(Dataset rows describing interfaces)
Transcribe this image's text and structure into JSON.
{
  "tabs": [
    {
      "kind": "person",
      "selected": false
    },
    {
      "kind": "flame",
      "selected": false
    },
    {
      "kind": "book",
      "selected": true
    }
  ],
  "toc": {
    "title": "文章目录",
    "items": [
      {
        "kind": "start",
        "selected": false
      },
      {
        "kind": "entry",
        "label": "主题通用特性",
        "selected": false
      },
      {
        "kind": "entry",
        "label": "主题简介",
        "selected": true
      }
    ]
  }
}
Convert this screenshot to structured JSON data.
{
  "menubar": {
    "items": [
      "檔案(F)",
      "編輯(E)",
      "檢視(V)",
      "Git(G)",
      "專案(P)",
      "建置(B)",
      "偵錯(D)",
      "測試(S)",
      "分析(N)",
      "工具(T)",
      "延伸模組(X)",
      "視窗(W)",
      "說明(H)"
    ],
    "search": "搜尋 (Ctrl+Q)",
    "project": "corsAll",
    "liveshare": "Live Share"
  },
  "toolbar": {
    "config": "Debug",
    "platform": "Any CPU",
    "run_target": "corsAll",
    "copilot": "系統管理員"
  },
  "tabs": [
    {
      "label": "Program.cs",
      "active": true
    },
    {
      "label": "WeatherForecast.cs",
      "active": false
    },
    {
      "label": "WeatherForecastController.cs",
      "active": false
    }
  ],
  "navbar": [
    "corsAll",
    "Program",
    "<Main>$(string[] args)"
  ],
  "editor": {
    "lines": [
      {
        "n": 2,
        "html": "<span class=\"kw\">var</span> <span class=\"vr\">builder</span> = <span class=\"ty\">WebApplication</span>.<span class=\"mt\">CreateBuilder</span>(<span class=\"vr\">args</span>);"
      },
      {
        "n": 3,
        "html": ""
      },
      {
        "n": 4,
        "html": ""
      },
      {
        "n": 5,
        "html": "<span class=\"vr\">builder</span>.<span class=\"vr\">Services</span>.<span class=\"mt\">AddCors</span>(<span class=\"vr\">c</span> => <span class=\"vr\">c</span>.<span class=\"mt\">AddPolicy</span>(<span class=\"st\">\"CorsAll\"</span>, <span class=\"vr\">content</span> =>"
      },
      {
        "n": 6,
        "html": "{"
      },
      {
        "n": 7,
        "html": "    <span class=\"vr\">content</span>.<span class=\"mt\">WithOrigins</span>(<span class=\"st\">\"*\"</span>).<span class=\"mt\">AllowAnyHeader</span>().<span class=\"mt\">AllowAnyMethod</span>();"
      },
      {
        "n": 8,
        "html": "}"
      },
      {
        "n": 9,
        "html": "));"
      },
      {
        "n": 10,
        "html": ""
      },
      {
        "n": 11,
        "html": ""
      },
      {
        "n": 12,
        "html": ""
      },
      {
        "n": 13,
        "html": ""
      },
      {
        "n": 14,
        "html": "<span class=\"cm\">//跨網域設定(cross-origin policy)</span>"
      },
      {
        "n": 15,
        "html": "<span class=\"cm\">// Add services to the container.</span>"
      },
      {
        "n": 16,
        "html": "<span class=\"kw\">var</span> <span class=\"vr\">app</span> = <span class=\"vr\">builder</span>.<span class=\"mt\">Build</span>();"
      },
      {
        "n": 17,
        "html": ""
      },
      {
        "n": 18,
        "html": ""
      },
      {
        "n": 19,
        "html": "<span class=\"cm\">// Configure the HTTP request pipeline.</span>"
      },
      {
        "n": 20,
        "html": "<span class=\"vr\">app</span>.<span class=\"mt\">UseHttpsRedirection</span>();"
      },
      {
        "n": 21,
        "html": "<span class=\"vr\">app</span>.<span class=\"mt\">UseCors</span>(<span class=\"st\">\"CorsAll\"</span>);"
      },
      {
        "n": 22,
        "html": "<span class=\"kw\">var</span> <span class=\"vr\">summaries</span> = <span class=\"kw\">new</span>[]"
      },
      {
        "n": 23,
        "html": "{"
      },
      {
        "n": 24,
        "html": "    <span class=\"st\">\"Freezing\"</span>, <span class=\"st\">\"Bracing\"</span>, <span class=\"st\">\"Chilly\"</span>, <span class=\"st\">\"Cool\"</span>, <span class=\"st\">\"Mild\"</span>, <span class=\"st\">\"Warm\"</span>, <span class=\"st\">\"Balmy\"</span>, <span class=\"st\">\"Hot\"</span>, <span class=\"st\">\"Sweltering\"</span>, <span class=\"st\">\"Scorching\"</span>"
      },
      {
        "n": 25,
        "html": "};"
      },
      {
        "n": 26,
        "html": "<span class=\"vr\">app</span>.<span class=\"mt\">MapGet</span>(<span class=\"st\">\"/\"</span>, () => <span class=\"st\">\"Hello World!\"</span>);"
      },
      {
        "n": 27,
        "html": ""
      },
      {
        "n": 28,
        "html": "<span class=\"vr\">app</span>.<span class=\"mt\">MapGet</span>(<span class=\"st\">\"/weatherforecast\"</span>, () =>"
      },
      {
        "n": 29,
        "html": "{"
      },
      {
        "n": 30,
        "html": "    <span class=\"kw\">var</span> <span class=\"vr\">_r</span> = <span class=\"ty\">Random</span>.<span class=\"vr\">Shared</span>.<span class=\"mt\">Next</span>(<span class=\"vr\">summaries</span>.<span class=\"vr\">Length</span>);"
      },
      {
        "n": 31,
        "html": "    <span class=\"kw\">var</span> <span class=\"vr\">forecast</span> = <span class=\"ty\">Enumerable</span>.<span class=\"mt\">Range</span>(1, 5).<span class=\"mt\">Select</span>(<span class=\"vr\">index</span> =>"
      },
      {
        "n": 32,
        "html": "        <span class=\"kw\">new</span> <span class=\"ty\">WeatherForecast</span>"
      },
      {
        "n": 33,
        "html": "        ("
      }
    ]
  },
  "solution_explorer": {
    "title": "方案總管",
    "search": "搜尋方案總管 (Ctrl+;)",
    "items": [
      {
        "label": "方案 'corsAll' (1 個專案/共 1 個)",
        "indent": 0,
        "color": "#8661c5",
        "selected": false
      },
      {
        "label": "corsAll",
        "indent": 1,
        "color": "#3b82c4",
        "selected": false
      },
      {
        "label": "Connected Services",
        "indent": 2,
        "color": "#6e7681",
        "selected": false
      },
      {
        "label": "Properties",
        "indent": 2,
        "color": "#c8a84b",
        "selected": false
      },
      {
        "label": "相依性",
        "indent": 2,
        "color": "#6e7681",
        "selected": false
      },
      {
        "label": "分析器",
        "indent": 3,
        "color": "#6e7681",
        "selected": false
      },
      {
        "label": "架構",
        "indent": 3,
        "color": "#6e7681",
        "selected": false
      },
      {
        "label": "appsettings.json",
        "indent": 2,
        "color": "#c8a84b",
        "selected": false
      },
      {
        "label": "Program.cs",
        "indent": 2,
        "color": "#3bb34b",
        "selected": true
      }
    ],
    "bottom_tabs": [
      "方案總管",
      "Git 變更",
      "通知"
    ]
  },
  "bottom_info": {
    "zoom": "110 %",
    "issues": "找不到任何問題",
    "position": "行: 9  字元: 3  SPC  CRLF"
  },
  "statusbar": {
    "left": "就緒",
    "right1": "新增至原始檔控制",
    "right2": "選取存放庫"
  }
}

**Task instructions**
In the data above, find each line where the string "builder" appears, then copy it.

**Completed exercise**
        "html": "<span class=\"kw\">var</span> <span class=\"vr\">builder</span> = <span class=\"ty\">WebApplication</span>.<span class=\"mt\">CreateBuilder</span>(<span class=\"vr\">args</span>);"
        "html": "<span class=\"vr\">builder</span>.<span class=\"vr\">Services</span>.<span class=\"mt\">AddCors</span>(<span class=\"vr\">c</span> => <span class=\"vr\">c</span>.<span class=\"mt\">AddPolicy</span>(<span class=\"st\">\"CorsAll\"</span>, <span class=\"vr\">content</span> =>"
        "html": "<span class=\"kw\">var</span> <span class=\"vr\">app</span> = <span class=\"vr\">builder</span>.<span class=\"mt\">Build</span>();"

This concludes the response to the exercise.